Problem to solve
Repeat every line below exactly, word for word.

Available records
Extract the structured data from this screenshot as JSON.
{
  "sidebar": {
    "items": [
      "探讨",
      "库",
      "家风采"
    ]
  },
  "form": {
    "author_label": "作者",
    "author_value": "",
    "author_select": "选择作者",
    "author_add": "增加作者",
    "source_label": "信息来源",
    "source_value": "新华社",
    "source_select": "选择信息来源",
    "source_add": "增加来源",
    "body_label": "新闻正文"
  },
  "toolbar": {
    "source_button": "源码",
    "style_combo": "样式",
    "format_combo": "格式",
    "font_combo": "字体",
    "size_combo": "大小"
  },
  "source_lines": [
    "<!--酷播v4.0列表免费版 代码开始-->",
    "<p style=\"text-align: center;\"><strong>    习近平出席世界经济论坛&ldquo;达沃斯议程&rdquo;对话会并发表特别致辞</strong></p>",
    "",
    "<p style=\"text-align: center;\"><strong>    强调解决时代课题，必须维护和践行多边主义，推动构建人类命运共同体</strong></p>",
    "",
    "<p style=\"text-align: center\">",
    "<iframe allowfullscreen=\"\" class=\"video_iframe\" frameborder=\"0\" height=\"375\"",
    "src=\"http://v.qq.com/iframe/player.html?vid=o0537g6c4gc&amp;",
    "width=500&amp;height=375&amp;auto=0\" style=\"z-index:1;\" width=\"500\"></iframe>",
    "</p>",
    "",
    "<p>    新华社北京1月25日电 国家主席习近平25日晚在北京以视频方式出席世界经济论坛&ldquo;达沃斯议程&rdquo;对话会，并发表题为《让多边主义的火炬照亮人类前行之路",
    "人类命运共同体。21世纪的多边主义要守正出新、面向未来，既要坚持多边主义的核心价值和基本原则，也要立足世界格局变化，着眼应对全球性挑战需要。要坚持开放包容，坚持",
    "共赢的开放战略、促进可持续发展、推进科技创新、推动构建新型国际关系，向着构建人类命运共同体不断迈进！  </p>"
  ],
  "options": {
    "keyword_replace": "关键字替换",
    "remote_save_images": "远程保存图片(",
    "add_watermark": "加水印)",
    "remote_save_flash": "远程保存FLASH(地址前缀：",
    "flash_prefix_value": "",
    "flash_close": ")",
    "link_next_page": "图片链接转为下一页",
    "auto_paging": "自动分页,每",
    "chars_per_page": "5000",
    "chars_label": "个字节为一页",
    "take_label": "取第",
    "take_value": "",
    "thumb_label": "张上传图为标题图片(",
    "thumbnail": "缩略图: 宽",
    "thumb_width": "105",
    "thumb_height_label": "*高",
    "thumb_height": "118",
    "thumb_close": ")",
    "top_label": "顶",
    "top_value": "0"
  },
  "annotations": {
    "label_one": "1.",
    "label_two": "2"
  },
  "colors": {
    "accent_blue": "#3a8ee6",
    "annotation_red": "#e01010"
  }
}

Exercise result
Extract the structured data from this screenshot as JSON.
{
  "sidebar": {
    "items": [
      "探讨",
      "库",
      "家风采"
    ]
  },
  "form": {
    "author_label": "作者",
    "author_value": "",
    "author_select": "选择作者",
    "author_add": "增加作者",
    "source_label": "信息来源",
    "source_value": "新华社",
    "source_select": "选择信息来源",
    "source_add": "增加来源",
    "body_label": "新闻正文"
  },
  "toolbar": {
    "source_button": "源码",
    "style_combo": "样式",
    "format_combo": "格式",
    "font_combo": "字体",
    "size_combo": "大小"
  },
  "source_lines": [
    "<!--酷播v4.0列表免费版 代码开始-->",
    "<p style=\"text-align: center;\"><strong>    习近平出席世界经济论坛&ldquo;达沃斯议程&rdquo;对话会并发表特别致辞</strong></p>",
    "",
    "<p style=\"text-align: center;\"><strong>    强调解决时代课题，必须维护和践行多边主义，推动构建人类命运共同体</strong></p>",
    "",
    "<p style=\"text-align: center\">",
    "<iframe allowfullscreen=\"\" class=\"video_iframe\" frameborder=\"0\" height=\"375\"",
    "src=\"http://v.qq.com/iframe/player.html?vid=o0537g6c4gc&amp;",
    "width=500&amp;height=375&amp;auto=0\" style=\"z-index:1;\" width=\"500\"></iframe>",
    "</p>",
    "",
    "<p>    新华社北京1月25日电 国家主席习近平25日晚在北京以视频方式出席世界经济论坛&ldquo;达沃斯议程&rdquo;对话会，并发表题为《让多边主义的火炬照亮人类前行之路",
    "人类命运共同体。21世纪的多边主义要守正出新、面向未来，既要坚持多边主义的核心价值和基本原则，也要立足世界格局变化，着眼应对全球性挑战需要。要坚持开放包容，坚持",
    "共赢的开放战略、促进可持续发展、推进科技创新、推动构建新型国际关系，向着构建人类命运共同体不断迈进！  </p>"
  ],
  "options": {
    "keyword_replace": "关键字替换",
    "remote_save_images": "远程保存图片(",
    "add_watermark": "加水印)",
    "remote_save_flash": "远程保存FLASH(地址前缀：",
    "flash_prefix_value": "",
    "flash_close": ")",
    "link_next_page": "图片链接转为下一页",
    "auto_paging": "自动分页,每",
    "chars_per_page": "5000",
    "chars_label": "个字节为一页",
    "take_label": "取第",
    "take_value": "",
    "thumb_label": "张上传图为标题图片(",
    "thumbnail": "缩略图: 宽",
    "thumb_width": "105",
    "thumb_height_label": "*高",
    "thumb_height": "118",
    "thumb_close": ")",
    "top_label": "顶",
    "top_value": "0"
  },
  "annotations": {
    "label_one": "1.",
    "label_two": "2"
  },
  "colors": {
    "accent_blue": "#3a8ee6",
    "annotation_red": "#e01010"
  }
}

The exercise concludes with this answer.